## Task directions
In the listing below, every entry should be duplicated exactly.

Segment Start: Records for the exercise

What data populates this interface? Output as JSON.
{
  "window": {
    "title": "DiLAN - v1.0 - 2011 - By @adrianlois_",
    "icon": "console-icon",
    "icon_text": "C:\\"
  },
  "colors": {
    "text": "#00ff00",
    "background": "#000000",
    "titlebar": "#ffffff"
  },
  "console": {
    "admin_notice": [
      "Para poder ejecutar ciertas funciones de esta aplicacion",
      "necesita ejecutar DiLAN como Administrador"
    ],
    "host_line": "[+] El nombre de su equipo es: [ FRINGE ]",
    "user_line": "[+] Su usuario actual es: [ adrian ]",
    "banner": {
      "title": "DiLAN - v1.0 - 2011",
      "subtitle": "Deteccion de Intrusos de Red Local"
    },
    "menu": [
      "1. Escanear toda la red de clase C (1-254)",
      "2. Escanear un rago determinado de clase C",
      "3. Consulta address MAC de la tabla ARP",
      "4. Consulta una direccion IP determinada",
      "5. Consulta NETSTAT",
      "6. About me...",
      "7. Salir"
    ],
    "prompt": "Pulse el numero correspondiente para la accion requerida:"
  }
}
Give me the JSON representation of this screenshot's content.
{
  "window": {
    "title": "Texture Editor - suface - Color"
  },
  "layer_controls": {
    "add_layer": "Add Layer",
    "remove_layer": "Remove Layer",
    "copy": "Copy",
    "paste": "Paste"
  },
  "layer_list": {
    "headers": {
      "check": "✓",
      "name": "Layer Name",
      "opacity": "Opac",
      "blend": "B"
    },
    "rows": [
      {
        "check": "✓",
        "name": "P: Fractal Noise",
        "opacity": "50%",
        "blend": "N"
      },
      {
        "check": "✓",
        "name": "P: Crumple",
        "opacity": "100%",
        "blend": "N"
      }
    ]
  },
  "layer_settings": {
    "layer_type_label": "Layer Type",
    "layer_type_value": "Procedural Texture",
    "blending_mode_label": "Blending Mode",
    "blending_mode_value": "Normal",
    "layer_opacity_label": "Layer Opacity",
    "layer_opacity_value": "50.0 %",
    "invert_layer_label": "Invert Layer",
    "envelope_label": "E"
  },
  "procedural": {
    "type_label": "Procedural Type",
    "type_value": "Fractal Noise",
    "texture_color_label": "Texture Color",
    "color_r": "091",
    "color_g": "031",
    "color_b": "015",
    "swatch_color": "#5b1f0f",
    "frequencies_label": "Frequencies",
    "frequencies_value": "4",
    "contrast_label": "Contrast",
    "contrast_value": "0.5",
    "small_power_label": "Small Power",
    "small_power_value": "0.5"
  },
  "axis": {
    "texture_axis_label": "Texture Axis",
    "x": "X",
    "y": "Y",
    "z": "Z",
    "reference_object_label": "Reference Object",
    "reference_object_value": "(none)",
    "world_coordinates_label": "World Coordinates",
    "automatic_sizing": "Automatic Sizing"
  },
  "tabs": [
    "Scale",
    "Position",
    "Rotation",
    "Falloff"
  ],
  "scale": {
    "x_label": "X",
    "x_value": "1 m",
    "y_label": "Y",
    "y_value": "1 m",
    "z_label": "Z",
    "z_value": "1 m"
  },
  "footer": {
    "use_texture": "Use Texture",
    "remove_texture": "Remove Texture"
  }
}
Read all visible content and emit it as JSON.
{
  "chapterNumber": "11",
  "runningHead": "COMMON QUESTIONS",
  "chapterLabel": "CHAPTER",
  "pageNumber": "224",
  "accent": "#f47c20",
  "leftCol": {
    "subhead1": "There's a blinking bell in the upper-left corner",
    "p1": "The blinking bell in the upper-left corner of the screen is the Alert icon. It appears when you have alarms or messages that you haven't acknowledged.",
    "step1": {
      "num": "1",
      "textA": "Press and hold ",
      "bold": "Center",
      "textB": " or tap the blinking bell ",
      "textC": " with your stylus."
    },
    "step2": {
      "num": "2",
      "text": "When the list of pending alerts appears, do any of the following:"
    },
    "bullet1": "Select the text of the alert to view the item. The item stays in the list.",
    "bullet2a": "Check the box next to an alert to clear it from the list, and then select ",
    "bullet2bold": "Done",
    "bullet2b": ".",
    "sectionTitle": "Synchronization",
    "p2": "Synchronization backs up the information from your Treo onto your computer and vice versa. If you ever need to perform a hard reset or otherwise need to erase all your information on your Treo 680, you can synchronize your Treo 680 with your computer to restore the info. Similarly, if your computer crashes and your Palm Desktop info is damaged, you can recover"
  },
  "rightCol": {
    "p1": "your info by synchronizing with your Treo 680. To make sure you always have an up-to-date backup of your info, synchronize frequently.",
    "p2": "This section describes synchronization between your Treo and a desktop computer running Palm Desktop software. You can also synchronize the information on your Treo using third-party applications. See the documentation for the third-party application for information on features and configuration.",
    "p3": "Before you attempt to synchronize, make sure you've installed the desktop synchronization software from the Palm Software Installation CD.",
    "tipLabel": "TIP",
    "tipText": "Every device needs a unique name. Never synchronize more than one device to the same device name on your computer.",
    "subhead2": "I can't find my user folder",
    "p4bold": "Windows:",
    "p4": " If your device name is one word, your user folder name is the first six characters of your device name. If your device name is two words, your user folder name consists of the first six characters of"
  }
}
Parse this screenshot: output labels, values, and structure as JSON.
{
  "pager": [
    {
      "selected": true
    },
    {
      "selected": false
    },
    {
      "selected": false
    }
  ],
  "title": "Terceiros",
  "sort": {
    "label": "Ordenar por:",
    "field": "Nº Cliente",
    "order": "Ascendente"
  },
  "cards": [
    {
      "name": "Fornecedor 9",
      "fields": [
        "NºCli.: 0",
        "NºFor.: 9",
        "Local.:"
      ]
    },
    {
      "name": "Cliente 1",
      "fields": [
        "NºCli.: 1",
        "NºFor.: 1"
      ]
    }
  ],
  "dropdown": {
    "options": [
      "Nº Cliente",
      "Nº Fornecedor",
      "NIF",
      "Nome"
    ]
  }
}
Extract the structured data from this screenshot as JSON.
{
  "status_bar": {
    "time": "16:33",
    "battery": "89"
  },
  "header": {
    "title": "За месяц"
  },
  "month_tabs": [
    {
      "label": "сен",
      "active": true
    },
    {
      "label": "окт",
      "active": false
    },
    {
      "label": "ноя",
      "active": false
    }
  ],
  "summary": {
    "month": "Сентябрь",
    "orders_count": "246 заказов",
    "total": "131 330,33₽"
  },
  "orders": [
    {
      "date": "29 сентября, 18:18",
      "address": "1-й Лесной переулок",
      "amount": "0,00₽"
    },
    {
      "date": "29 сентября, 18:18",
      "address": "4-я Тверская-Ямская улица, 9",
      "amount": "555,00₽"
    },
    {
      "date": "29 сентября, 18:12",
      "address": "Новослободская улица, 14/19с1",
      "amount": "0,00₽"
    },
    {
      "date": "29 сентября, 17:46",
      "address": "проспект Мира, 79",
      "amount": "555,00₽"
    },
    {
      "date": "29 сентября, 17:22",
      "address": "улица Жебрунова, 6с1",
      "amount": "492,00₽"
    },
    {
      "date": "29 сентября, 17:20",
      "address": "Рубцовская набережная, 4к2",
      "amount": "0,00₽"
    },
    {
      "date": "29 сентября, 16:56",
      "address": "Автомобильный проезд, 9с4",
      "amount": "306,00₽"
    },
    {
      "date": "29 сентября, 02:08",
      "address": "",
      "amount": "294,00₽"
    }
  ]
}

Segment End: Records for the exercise

## Response
What data populates this interface? Output as JSON.
{
  "window": {
    "title": "DiLAN - v1.0 - 2011 - By @adrianlois_",
    "icon": "console-icon",
    "icon_text": "C:\\"
  },
  "colors": {
    "text": "#00ff00",
    "background": "#000000",
    "titlebar": "#ffffff"
  },
  "console": {
    "admin_notice": [
      "Para poder ejecutar ciertas funciones de esta aplicacion",
      "necesita ejecutar DiLAN como Administrador"
    ],
    "host_line": "[+] El nombre de su equipo es: [ FRINGE ]",
    "user_line": "[+] Su usuario actual es: [ adrian ]",
    "banner": {
      "title": "DiLAN - v1.0 - 2011",
      "subtitle": "Deteccion de Intrusos de Red Local"
    },
    "menu": [
      "1. Escanear toda la red de clase C (1-254)",
      "2. Escanear un rago determinado de clase C",
      "3. Consulta address MAC de la tabla ARP",
      "4. Consulta una direccion IP determinada",
      "5. Consulta NETSTAT",
      "6. About me...",
      "7. Salir"
    ],
    "prompt": "Pulse el numero correspondiente para la accion requerida:"
  }
}
Give me the JSON representation of this screenshot's content.
{
  "window": {
    "title": "Texture Editor - suface - Color"
  },
  "layer_controls": {
    "add_layer": "Add Layer",
    "remove_layer": "Remove Layer",
    "copy": "Copy",
    "paste": "Paste"
  },
  "layer_list": {
    "headers": {
      "check": "✓",
      "name": "Layer Name",
      "opacity": "Opac",
      "blend": "B"
    },
    "rows": [
      {
        "check": "✓",
        "name": "P: Fractal Noise",
        "opacity": "50%",
        "blend": "N"
      },
      {
        "check": "✓",
        "name": "P: Crumple",
        "opacity": "100%",
        "blend": "N"
      }
    ]
  },
  "layer_settings": {
    "layer_type_label": "Layer Type",
    "layer_type_value": "Procedural Texture",
    "blending_mode_label": "Blending Mode",
    "blending_mode_value": "Normal",
    "layer_opacity_label": "Layer Opacity",
    "layer_opacity_value": "50.0 %",
    "invert_layer_label": "Invert Layer",
    "envelope_label": "E"
  },
  "procedural": {
    "type_label": "Procedural Type",
    "type_value": "Fractal Noise",
    "texture_color_label": "Texture Color",
    "color_r": "091",
    "color_g": "031",
    "color_b": "015",
    "swatch_color": "#5b1f0f",
    "frequencies_label": "Frequencies",
    "frequencies_value": "4",
    "contrast_label": "Contrast",
    "contrast_value": "0.5",
    "small_power_label": "Small Power",
    "small_power_value": "0.5"
  },
  "axis": {
    "texture_axis_label": "Texture Axis",
    "x": "X",
    "y": "Y",
    "z": "Z",
    "reference_object_label": "Reference Object",
    "reference_object_value": "(none)",
    "world_coordinates_label": "World Coordinates",
    "automatic_sizing": "Automatic Sizing"
  },
  "tabs": [
    "Scale",
    "Position",
    "Rotation",
    "Falloff"
  ],
  "scale": {
    "x_label": "X",
    "x_value": "1 m",
    "y_label": "Y",
    "y_value": "1 m",
    "z_label": "Z",
    "z_value": "1 m"
  },
  "footer": {
    "use_texture": "Use Texture",
    "remove_texture": "Remove Texture"
  }
}
Read all visible content and emit it as JSON.
{
  "chapterNumber": "11",
  "runningHead": "COMMON QUESTIONS",
  "chapterLabel": "CHAPTER",
  "pageNumber": "224",
  "accent": "#f47c20",
  "leftCol": {
    "subhead1": "There's a blinking bell in the upper-left corner",
    "p1": "The blinking bell in the upper-left corner of the screen is the Alert icon. It appears when you have alarms or messages that you haven't acknowledged.",
    "step1": {
      "num": "1",
      "textA": "Press and hold ",
      "bold": "Center",
      "textB": " or tap the blinking bell ",
      "textC": " with your stylus."
    },
    "step2": {
      "num": "2",
      "text": "When the list of pending alerts appears, do any of the following:"
    },
    "bullet1": "Select the text of the alert to view the item. The item stays in the list.",
    "bullet2a": "Check the box next to an alert to clear it from the list, and then select ",
    "bullet2bold": "Done",
    "bullet2b": ".",
    "sectionTitle": "Synchronization",
    "p2": "Synchronization backs up the information from your Treo onto your computer and vice versa. If you ever need to perform a hard reset or otherwise need to erase all your information on your Treo 680, you can synchronize your Treo 680 with your computer to restore the info. Similarly, if your computer crashes and your Palm Desktop info is damaged, you can recover"
  },
  "rightCol": {
    "p1": "your info by synchronizing with your Treo 680. To make sure you always have an up-to-date backup of your info, synchronize frequently.",
    "p2": "This section describes synchronization between your Treo and a desktop computer running Palm Desktop software. You can also synchronize the information on your Treo using third-party applications. See the documentation for the third-party application for information on features and configuration.",
    "p3": "Before you attempt to synchronize, make sure you've installed the desktop synchronization software from the Palm Software Installation CD.",
    "tipLabel": "TIP",
    "tipText": "Every device needs a unique name. Never synchronize more than one device to the same device name on your computer.",
    "subhead2": "I can't find my user folder",
    "p4bold": "Windows:",
    "p4": " If your device name is one word, your user folder name is the first six characters of your device name. If your device name is two words, your user folder name consists of the first six characters of"
  }
}
Parse this screenshot: output labels, values, and structure as JSON.
{
  "pager": [
    {
      "selected": true
    },
    {
      "selected": false
    },
    {
      "selected": false
    }
  ],
  "title": "Terceiros",
  "sort": {
    "label": "Ordenar por:",
    "field": "Nº Cliente",
    "order": "Ascendente"
  },
  "cards": [
    {
      "name": "Fornecedor 9",
      "fields": [
        "NºCli.: 0",
        "NºFor.: 9",
        "Local.:"
      ]
    },
    {
      "name": "Cliente 1",
      "fields": [
        "NºCli.: 1",
        "NºFor.: 1"
      ]
    }
  ],
  "dropdown": {
    "options": [
      "Nº Cliente",
      "Nº Fornecedor",
      "NIF",
      "Nome"
    ]
  }
}
Extract the structured data from this screenshot as JSON.
{
  "status_bar": {
    "time": "16:33",
    "battery": "89"
  },
  "header": {
    "title": "За месяц"
  },
  "month_tabs": [
    {
      "label": "сен",
      "active": true
    },
    {
      "label": "окт",
      "active": false
    },
    {
      "label": "ноя",
      "active": false
    }
  ],
  "summary": {
    "month": "Сентябрь",
    "orders_count": "246 заказов",
    "total": "131 330,33₽"
  },
  "orders": [
    {
      "date": "29 сентября, 18:18",
      "address": "1-й Лесной переулок",
      "amount": "0,00₽"
    },
    {
      "date": "29 сентября, 18:18",
      "address": "4-я Тверская-Ямская улица, 9",
      "amount": "555,00₽"
    },
    {
      "date": "29 сентября, 18:12",
      "address": "Новослободская улица, 14/19с1",
      "amount": "0,00₽"
    },
    {
      "date": "29 сентября, 17:46",
      "address": "проспект Мира, 79",
      "amount": "555,00₽"
    },
    {
      "date": "29 сентября, 17:22",
      "address": "улица Жебрунова, 6с1",
      "amount": "492,00₽"
    },
    {
      "date": "29 сентября, 17:20",
      "address": "Рубцовская набережная, 4к2",
      "amount": "0,00₽"
    },
    {
      "date": "29 сентября, 16:56",
      "address": "Автомобильный проезд, 9с4",
      "amount": "306,00₽"
    },
    {
      "date": "29 сентября, 02:08",
      "address": "",
      "amount": "294,00₽"
    }
  ]
}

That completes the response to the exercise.